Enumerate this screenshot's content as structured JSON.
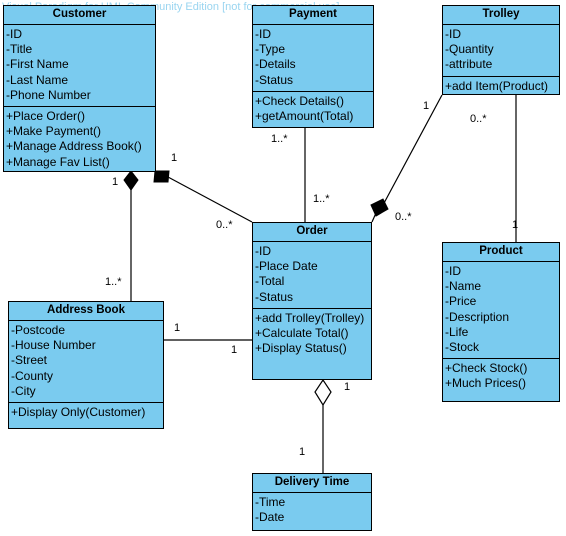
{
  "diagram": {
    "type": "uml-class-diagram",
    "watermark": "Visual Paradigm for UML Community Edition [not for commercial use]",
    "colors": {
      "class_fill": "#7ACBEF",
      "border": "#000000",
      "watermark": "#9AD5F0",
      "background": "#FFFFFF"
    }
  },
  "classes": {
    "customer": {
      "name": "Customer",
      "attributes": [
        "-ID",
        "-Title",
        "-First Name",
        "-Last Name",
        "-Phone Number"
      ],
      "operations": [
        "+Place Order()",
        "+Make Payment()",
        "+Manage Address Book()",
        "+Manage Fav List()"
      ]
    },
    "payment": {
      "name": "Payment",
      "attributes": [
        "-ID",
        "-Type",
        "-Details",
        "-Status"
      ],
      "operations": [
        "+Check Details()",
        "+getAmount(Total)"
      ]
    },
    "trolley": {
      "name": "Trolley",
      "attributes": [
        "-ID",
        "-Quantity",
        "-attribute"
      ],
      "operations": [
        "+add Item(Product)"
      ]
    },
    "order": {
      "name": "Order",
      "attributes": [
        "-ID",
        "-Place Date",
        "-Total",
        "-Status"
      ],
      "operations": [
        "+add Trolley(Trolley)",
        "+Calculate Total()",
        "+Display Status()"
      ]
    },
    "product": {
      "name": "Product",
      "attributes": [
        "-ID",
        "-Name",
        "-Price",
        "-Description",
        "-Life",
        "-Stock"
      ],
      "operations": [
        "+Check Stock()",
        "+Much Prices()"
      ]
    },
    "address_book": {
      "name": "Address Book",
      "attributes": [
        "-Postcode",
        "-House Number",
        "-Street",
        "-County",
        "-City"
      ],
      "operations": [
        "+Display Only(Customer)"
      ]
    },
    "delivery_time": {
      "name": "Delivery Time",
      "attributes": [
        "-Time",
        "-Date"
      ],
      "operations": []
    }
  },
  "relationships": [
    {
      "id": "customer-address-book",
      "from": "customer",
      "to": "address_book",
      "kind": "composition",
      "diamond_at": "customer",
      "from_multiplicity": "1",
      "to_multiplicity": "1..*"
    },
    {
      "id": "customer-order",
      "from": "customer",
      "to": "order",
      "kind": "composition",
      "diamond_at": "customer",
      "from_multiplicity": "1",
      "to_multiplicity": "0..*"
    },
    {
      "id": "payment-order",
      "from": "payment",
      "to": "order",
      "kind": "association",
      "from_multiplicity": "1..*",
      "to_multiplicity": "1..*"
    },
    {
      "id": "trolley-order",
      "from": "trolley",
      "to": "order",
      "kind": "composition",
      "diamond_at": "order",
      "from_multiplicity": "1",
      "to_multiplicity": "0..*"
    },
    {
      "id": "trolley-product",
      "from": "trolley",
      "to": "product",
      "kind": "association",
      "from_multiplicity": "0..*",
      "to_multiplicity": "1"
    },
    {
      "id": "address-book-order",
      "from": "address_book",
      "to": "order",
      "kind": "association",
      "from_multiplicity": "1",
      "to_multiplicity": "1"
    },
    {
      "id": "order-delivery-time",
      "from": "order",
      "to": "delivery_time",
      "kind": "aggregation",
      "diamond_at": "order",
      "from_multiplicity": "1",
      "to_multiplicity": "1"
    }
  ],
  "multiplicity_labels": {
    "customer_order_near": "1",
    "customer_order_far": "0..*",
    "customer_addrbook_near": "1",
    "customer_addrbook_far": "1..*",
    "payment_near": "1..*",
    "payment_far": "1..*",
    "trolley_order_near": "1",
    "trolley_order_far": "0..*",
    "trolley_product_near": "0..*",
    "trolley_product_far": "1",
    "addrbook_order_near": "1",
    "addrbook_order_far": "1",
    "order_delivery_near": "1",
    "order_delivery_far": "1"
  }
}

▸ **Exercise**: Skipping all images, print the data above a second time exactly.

▸ **Final answer**:
Enumerate this screenshot's content as structured JSON.
{
  "diagram": {
    "type": "uml-class-diagram",
    "watermark": "Visual Paradigm for UML Community Edition [not for commercial use]",
    "colors": {
      "class_fill": "#7ACBEF",
      "border": "#000000",
      "watermark": "#9AD5F0",
      "background": "#FFFFFF"
    }
  },
  "classes": {
    "customer": {
      "name": "Customer",
      "attributes": [
        "-ID",
        "-Title",
        "-First Name",
        "-Last Name",
        "-Phone Number"
      ],
      "operations": [
        "+Place Order()",
        "+Make Payment()",
        "+Manage Address Book()",
        "+Manage Fav List()"
      ]
    },
    "payment": {
      "name": "Payment",
      "attributes": [
        "-ID",
        "-Type",
        "-Details",
        "-Status"
      ],
      "operations": [
        "+Check Details()",
        "+getAmount(Total)"
      ]
    },
    "trolley": {
      "name": "Trolley",
      "attributes": [
        "-ID",
        "-Quantity",
        "-attribute"
      ],
      "operations": [
        "+add Item(Product)"
      ]
    },
    "order": {
      "name": "Order",
      "attributes": [
        "-ID",
        "-Place Date",
        "-Total",
        "-Status"
      ],
      "operations": [
        "+add Trolley(Trolley)",
        "+Calculate Total()",
        "+Display Status()"
      ]
    },
    "product": {
      "name": "Product",
      "attributes": [
        "-ID",
        "-Name",
        "-Price",
        "-Description",
        "-Life",
        "-Stock"
      ],
      "operations": [
        "+Check Stock()",
        "+Much Prices()"
      ]
    },
    "address_book": {
      "name": "Address Book",
      "attributes": [
        "-Postcode",
        "-House Number",
        "-Street",
        "-County",
        "-City"
      ],
      "operations": [
        "+Display Only(Customer)"
      ]
    },
    "delivery_time": {
      "name": "Delivery Time",
      "attributes": [
        "-Time",
        "-Date"
      ],
      "operations": []
    }
  },
  "relationships": [
    {
      "id": "customer-address-book",
      "from": "customer",
      "to": "address_book",
      "kind": "composition",
      "diamond_at": "customer",
      "from_multiplicity": "1",
      "to_multiplicity": "1..*"
    },
    {
      "id": "customer-order",
      "from": "customer",
      "to": "order",
      "kind": "composition",
      "diamond_at": "customer",
      "from_multiplicity": "1",
      "to_multiplicity": "0..*"
    },
    {
      "id": "payment-order",
      "from": "payment",
      "to": "order",
      "kind": "association",
      "from_multiplicity": "1..*",
      "to_multiplicity": "1..*"
    },
    {
      "id": "trolley-order",
      "from": "trolley",
      "to": "order",
      "kind": "composition",
      "diamond_at": "order",
      "from_multiplicity": "1",
      "to_multiplicity": "0..*"
    },
    {
      "id": "trolley-product",
      "from": "trolley",
      "to": "product",
      "kind": "association",
      "from_multiplicity": "0..*",
      "to_multiplicity": "1"
    },
    {
      "id": "address-book-order",
      "from": "address_book",
      "to": "order",
      "kind": "association",
      "from_multiplicity": "1",
      "to_multiplicity": "1"
    },
    {
      "id": "order-delivery-time",
      "from": "order",
      "to": "delivery_time",
      "kind": "aggregation",
      "diamond_at": "order",
      "from_multiplicity": "1",
      "to_multiplicity": "1"
    }
  ],
  "multiplicity_labels": {
    "customer_order_near": "1",
    "customer_order_far": "0..*",
    "customer_addrbook_near": "1",
    "customer_addrbook_far": "1..*",
    "payment_near": "1..*",
    "payment_far": "1..*",
    "trolley_order_near": "1",
    "trolley_order_far": "0..*",
    "trolley_product_near": "0..*",
    "trolley_product_far": "1",
    "addrbook_order_near": "1",
    "addrbook_order_far": "1",
    "order_delivery_near": "1",
    "order_delivery_far": "1"
  }
}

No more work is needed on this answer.